A start-up that gives back to the local community
Q: Most of my professional experience is in health care. I am most interested in learning about innovative ways of delivering health care to consumers. I do best in entrepreneurial environments. However, sometimes it is hard to find roles in start-ups that truly believe in giving back to the community. Where do I start looking for these employers?
A: Often start-ups are hatched and led by those who are passionate about a cause, an interest or a cure. Yes, they are for-profit and that’s important in a venture-backed company, but many also believe in supporting the communities in which they work.
One example is 2020 On-site in Boston. Recently 2020 On-site visited the John W. McCormack School in Dorchester. The company provides state-of-the-art mobile eye care services to many corporate employees. However, they have demonstrated a commitment to providing the same level of care to young people at a number of middle and high schools. At last count, 2020 On-site provides access to over 60,000 students in communities where more than 60% of the students are either on government insurance, or not insured at all. That’s a lot of glasses! On December 14, 2017, their mobile vision center rolled up to the McCormack School. Over 30 students were given a comprehensive eye exam. Some were thrilled to select glasses from the wide selection available within the mobile vision center.
Howard Bornstein, CEO of 2020 On-site, shared “I am deeply passionate about finding solutions to challenges that students face, and not being able to see your teacher’s writing in the front of the class can be an obstacle on the way to graduation. We look forward to continuing this work.”
Diana Carson, New Initiatives Coordinator at McCormack for Trinity Boston Foundation, praised 2020 On-site for their generosity but also for the way in which their team interacted with students. “We had three team members from 2020 On-site who worked extremely well with our students. We are grateful to 2020 Onsite, particularly for those students who may not have had vision coverage, as 2020 On-site picked up the cost for both the exams and the glasses.” Carson said the students as “wide-eyed” when they entered the mobile vision bus, which she described as resembling “a fine boutique, with a whole wall lined with different frames.” About 75% of the McCormack students required new prescription glasses. Some students walked into the mobile vision center wearing older eye glasses that were in poor condition. Others received their first pair of eye glasses. Carson was excited that 2020 On-site was able to help “several voracious readers,” as well as a strong student who is active in both the astronomy and computer clubs.

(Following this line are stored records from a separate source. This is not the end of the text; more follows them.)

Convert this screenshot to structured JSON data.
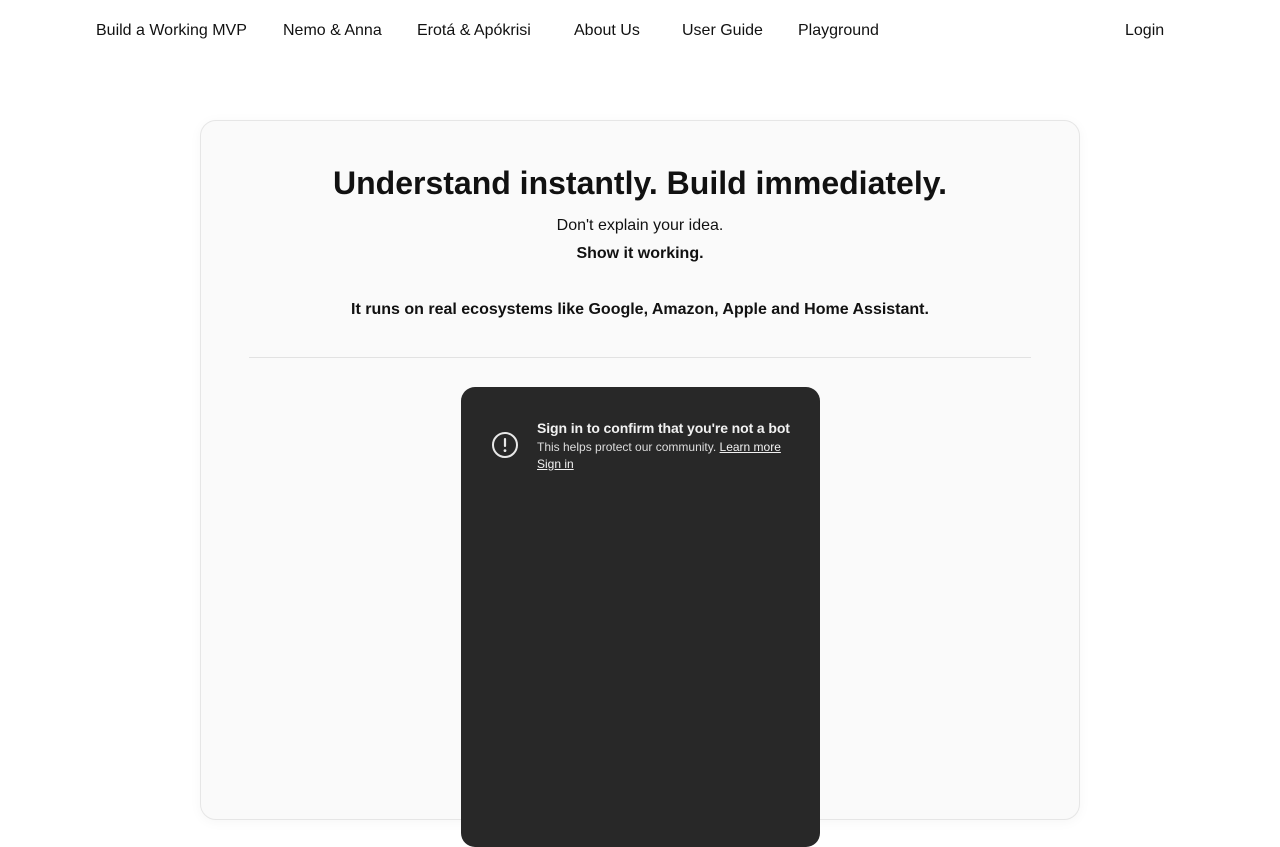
{
  "nav": {
    "items": [
      {
        "label": "Build a Working MVP"
      },
      {
        "label": "Nemo & Anna"
      },
      {
        "label": "Erotá & Apókrisi"
      },
      {
        "label": "About Us"
      },
      {
        "label": "User Guide"
      },
      {
        "label": "Playground"
      }
    ],
    "login": "Login"
  },
  "hero": {
    "headline": "Understand instantly. Build immediately.",
    "line1": "Don't explain your idea.",
    "line2": "Show it working.",
    "line3": "It runs on real ecosystems like Google, Amazon, Apple and Home Assistant."
  },
  "video": {
    "title": "Sign in to confirm that you're not a bot",
    "body": "This helps protect our community.",
    "learn_more": "Learn more",
    "sign_in": "Sign in",
    "icon": "alert-circle-icon",
    "background": "#282828"
  }
}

There are start-ups who combine a passion for delivering high quality health care services to those who may not have access to such services. We are fortunate that the Boston area is home to quite a few of them, including 2020 On-site.